▶ **INSTRUCTIONS FOR THE TASK**
Find how many lines of the entries contain the word "time", then report that figure alone.

Items from an interface collection
-*-*-

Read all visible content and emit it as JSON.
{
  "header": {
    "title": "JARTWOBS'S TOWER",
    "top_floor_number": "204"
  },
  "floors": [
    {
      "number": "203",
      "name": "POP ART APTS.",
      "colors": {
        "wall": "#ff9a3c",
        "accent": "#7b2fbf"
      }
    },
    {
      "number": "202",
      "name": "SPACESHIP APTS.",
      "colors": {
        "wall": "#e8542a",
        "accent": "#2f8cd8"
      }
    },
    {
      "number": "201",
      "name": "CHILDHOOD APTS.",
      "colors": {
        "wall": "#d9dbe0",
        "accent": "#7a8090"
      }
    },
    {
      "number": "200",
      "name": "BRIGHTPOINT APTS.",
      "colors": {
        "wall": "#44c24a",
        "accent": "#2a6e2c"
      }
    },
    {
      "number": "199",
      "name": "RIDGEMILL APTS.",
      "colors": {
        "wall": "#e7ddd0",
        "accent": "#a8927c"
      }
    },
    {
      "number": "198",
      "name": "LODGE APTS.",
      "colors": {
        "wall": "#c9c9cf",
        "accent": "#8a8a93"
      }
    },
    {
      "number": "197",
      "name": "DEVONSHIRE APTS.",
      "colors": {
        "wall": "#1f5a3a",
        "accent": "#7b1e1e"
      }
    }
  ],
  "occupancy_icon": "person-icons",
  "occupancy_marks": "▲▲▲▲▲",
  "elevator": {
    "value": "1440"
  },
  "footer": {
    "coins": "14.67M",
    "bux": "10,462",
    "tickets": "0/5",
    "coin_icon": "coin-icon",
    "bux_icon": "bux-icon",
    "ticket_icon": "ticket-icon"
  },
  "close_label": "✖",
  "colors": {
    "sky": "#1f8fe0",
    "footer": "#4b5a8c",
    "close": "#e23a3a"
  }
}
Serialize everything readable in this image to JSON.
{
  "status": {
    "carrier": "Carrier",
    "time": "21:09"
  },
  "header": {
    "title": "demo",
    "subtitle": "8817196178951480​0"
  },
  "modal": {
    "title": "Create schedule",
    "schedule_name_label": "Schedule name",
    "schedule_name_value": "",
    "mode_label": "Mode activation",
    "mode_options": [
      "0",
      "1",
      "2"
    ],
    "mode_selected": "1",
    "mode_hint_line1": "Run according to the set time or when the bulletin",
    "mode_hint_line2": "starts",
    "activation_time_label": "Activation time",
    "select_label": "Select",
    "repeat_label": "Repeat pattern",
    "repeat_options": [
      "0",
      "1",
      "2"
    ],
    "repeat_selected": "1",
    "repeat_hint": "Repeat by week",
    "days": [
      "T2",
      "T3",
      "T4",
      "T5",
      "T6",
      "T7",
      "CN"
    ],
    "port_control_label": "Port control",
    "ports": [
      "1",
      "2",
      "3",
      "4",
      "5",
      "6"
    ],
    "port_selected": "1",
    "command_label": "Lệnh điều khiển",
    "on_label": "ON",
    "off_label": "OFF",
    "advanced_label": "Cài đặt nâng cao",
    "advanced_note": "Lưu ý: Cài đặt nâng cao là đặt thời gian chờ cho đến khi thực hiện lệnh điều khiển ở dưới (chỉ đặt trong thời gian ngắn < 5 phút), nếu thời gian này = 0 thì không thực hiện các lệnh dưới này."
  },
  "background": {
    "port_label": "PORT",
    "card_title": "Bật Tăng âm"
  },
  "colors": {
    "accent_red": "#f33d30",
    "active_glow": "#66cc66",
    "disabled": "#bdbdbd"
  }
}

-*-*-

▶ **ANSWER BOX**
3